Word is spreading that big changes are coming to The Eagle, AU’s oldest publication. Since 1925, it has served and informed the AU community. But financial pressures may force The Eagle to stop publishing a print edition in 2013. While current staffers aim to build a stronger presence online, they—and we—believe publishing in print is important as the paper transitions to a digital future. The newspaper is read by thousands every week, and its physical presence helps drive readers online.
AU would be a less complete institution without this paper. Over the past nine decades, it’s been AU’s historical record, covering the university’s development and representing student viewpoints. Some say The Eagle doesn’t make people comfortable with how they’re represented. Well, journalism isn’t supposed to make people comfortable all the time. As former editors-in-chief, we’re proud of The Eagle’s long tradition of highlighting good works around campus while also holding those in power accountable.
It’s time for our community to step up and support The Eagle. Do we want AU to be the first Washington-area university to eliminate its student newspaper?
Make no mistake: The Eagle is adapting to digital reading habits. By publishing breaking news digitally first, The Eagle has built one of the largest online and social media audiences of any AU group. Yet The Eagle needs to reach digital advertisers and new revenue sources. Abruptly ending the print edition and removing it from campus would directly affect ad revenues, as print advertising is more robust than online advertising. The Eagle needs that revenue as it transitions its business to the web. Other universities recognize this: While the University of Virginia’s Cavalier Daily and the University of Oregon’s Daily Emerald cut back on printing, as The Eagle has, they have not eliminated print entirely as they invest in new innovations.

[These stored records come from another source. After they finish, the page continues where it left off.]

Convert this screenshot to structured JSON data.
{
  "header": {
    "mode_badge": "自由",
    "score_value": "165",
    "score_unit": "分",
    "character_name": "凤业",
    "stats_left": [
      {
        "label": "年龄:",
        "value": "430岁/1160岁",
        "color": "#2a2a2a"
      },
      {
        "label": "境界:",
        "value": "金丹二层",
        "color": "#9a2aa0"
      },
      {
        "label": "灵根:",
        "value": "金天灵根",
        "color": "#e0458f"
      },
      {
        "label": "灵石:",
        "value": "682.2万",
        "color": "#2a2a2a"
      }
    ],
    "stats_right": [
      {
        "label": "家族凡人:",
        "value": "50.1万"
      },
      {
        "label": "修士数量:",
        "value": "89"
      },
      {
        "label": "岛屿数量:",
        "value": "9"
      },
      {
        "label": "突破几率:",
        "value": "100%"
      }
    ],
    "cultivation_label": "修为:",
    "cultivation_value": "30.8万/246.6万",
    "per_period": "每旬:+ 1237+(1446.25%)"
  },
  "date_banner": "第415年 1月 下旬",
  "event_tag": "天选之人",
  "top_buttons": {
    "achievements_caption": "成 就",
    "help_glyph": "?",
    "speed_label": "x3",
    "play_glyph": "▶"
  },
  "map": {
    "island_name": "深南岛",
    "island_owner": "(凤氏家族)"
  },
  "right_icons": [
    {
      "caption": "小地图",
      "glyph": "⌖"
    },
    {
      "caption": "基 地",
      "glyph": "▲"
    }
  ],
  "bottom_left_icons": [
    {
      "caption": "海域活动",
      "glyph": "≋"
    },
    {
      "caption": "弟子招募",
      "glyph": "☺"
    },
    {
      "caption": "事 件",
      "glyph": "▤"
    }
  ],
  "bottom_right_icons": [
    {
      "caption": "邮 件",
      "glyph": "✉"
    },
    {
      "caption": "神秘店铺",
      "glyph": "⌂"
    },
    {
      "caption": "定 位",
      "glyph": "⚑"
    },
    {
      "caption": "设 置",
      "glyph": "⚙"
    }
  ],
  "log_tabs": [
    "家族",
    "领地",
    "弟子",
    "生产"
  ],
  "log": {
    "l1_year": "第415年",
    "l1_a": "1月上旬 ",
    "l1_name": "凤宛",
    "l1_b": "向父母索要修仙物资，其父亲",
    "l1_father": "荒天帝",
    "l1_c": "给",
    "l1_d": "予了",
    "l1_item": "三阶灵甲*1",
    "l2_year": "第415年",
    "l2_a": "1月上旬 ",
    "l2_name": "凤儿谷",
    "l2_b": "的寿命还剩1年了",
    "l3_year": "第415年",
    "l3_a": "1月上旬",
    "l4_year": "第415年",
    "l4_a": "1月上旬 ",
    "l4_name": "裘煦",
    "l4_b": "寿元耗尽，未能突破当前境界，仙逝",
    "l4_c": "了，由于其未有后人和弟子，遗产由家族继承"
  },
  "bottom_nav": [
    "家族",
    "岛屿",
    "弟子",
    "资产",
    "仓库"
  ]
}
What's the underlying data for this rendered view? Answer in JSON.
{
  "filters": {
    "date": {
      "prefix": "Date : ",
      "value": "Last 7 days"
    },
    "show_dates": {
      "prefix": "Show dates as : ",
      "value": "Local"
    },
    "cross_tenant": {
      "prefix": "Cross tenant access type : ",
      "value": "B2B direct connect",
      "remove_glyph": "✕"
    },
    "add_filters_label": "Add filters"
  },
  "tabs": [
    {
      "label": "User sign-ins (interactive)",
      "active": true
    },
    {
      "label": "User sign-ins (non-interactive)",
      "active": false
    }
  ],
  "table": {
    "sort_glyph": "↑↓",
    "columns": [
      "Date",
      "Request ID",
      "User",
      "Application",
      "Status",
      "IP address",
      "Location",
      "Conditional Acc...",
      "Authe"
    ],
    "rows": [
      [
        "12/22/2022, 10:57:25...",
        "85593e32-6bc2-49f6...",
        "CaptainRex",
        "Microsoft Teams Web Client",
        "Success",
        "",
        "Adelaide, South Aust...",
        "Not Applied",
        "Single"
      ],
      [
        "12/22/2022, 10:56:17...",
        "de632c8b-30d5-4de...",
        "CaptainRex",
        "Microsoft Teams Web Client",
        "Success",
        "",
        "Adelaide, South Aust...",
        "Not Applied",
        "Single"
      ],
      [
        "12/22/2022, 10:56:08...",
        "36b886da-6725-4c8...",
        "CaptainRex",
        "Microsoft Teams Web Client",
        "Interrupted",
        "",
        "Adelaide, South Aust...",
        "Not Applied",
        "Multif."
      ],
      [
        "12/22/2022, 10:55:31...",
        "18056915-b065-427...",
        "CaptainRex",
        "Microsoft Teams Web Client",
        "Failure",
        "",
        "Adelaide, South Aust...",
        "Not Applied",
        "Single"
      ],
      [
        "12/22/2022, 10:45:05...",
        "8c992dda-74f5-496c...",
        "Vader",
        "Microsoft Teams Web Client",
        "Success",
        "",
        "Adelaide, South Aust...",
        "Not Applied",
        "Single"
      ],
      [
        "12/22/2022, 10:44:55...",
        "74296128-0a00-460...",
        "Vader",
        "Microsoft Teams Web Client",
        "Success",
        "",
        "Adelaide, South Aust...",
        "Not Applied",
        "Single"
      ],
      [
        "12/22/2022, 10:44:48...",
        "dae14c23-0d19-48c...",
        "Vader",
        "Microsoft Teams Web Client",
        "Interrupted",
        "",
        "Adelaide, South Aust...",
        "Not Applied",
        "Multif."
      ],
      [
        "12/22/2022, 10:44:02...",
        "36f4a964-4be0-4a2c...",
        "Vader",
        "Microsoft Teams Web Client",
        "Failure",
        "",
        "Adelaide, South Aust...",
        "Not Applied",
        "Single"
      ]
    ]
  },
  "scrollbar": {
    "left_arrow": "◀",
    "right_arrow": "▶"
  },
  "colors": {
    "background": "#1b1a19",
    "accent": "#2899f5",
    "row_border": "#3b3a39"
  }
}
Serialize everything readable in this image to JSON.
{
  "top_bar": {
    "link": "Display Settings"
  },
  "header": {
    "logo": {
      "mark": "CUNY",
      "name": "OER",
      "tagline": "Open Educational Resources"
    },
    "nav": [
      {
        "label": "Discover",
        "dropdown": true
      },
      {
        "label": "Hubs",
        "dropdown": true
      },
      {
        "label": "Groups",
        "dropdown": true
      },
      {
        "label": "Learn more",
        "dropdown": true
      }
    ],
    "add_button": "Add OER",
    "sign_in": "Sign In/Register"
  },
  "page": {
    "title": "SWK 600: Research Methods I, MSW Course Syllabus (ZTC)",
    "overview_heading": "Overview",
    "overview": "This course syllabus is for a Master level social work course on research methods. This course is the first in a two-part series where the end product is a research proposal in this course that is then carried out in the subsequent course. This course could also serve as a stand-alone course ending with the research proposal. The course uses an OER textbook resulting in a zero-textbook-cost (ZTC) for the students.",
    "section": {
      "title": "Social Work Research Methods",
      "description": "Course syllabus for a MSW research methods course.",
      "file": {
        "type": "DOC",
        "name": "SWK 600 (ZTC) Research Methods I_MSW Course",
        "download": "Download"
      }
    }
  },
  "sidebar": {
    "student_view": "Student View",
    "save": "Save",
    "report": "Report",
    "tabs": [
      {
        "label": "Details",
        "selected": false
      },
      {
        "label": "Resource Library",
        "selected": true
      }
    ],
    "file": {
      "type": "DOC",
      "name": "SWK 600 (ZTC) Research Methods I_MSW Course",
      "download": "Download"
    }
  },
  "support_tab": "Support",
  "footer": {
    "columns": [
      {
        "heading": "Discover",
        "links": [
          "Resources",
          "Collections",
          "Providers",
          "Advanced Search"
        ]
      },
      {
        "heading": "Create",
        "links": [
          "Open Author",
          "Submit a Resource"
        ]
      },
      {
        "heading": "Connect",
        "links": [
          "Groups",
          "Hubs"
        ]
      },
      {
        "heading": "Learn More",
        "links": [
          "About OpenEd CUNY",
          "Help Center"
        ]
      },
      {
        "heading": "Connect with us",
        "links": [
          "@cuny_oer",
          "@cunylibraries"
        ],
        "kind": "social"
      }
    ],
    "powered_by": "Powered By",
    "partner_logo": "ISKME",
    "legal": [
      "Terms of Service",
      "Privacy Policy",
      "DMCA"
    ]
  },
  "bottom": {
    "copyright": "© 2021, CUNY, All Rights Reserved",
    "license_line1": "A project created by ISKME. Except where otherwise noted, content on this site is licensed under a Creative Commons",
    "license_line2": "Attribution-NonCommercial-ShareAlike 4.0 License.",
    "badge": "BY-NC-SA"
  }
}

The Eagle’s alumni believe in its mission. We’ve committed to buying ads this semester to help The Eagle continue publishing because it’s a vital institution. We’re also working to build an endowment of at least $50,000 to finance future innovations. While we’re a quarter of the way there, we need your help to reach our goal.
Donations are one way to help; advertising support is another, either in print or online. In the age of social media, administrators say AU offices are less interested in buying print ads. But this hasn’t stopped AU from spending thousands of dollars on “WONK” ads in The Washington Post and online to reach a broad audience. Meanwhile, The Eagle has faced the abrupt loss of long-established ad revenue from campus institutions, such as the Student Government, which had purchased up to $20,000 in ads annually. That loss severely affected The Eagle’s bottom line. National advertising still generates revenue, though not enough to keep The Eagle out of debt.
Even while The Eagle has faced financial challenges, it has won numerous awards from the Society of Professional Journalists and last year was a finalist for the coveted Pacemaker Award from the Associated Collegiate Press.
One option for The Eagle moving forward is joining the Student Media Board to seek student activity fee funding. Such funds support 53 percent of U.S. collegiate newspapers, one survey found. Other media groups the board funds will understandably worry about the impact on their own budgets, though. If this option becomes a reality, AU needs to increase the funding formula for student media to help The Eagle survive. This should be an easy decision. The Eagle has the largest audience yet would seek a smaller subsidy to keep printing than ATV, WVAU and others receive.
The Eagle has a bright future, if given the time to transition to a new model. Alumni stand ready to help. Now The Eagle needs your support, too. If you want to sustain student journalism, buy an ad, make a donation, or voice your support for The Eagle on Twitter and Facebook.
Eagle Editor-in-Chief, 2002-2003
Eagle Editor-in-Chief, 2004-2005
Eagle Editor-in-Chief, 1990-1991
Eagle Editor-in-Chief, 1985-1986